The new “hot car” law (which protects people from lawsuits if they break car windows to rescue a pet from a hot car) doesn’t go into effect in Columbus, Ohio, until Aug. 29, but the Columbus Zoo and Aquarium’s security team nearly did it anyway this past weekend when they responded to a report that a dog had been left in the zoo’s parking lot.
And it began with a social media post.
On Saturday, a visitor posted on Facebook that she’d found a pit bull in a hot car in the lot. She was not the only concerned passerby; a crowd soon gathered. Zoo officials reported in a statement that the call came at 3:10 pm. Security showed immediately with a veterinary staff only minutes behind.
The team, per the Zoo’s statement, attempted to unlock the car numerous ways while vets monitored the dog. Thirty minutes later, just before 4:00 pm, they were able to remove him from the car.
Ohio’s ABC6 reported that a witness said the 4-month-old pit bull, named Prince, almost didn’t make it.
“The dog had panted so much to the point where the saliva was on the front window of the car. You could tell it was in distress,” Jordan Paice said. Security reported the inside temperature reaching 90 degrees with Prince inside.
Prince was taken to their animal health care center until the owner returned later that evening. Prince was then returned to his owner.

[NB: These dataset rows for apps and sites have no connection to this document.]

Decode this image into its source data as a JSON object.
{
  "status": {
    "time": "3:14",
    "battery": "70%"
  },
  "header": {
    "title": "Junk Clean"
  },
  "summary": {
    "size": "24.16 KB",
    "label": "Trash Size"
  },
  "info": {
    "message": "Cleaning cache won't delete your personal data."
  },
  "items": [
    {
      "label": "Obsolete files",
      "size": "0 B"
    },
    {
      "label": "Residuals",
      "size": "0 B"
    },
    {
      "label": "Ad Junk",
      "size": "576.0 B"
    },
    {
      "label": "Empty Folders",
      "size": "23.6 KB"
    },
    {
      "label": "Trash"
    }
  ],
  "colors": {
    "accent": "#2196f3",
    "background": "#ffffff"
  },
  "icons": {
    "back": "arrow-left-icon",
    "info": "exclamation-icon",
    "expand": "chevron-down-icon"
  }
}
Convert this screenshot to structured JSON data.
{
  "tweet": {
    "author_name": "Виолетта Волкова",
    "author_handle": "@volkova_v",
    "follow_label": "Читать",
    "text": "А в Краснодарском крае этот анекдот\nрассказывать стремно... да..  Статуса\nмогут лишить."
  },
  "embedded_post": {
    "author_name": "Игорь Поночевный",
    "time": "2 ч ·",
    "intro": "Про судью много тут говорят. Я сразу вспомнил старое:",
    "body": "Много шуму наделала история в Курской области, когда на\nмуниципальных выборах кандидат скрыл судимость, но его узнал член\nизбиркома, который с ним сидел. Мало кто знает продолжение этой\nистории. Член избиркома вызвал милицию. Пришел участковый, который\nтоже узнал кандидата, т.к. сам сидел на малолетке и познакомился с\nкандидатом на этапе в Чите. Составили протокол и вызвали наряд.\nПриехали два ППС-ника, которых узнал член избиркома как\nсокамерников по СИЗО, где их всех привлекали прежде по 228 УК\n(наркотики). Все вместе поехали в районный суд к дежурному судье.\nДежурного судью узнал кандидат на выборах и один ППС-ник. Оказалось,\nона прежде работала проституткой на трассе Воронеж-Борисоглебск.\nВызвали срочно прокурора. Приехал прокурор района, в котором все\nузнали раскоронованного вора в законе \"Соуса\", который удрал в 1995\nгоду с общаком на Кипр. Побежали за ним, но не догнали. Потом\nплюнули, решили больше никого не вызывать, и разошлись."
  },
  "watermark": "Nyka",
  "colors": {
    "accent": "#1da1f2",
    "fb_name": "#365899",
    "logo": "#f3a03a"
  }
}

And regarding that new “hot car” law: you can’t simply break the glass. It requires you call police or 911 first. Window smashing is only permitted if you have reason to believe the pet’s life is in danger.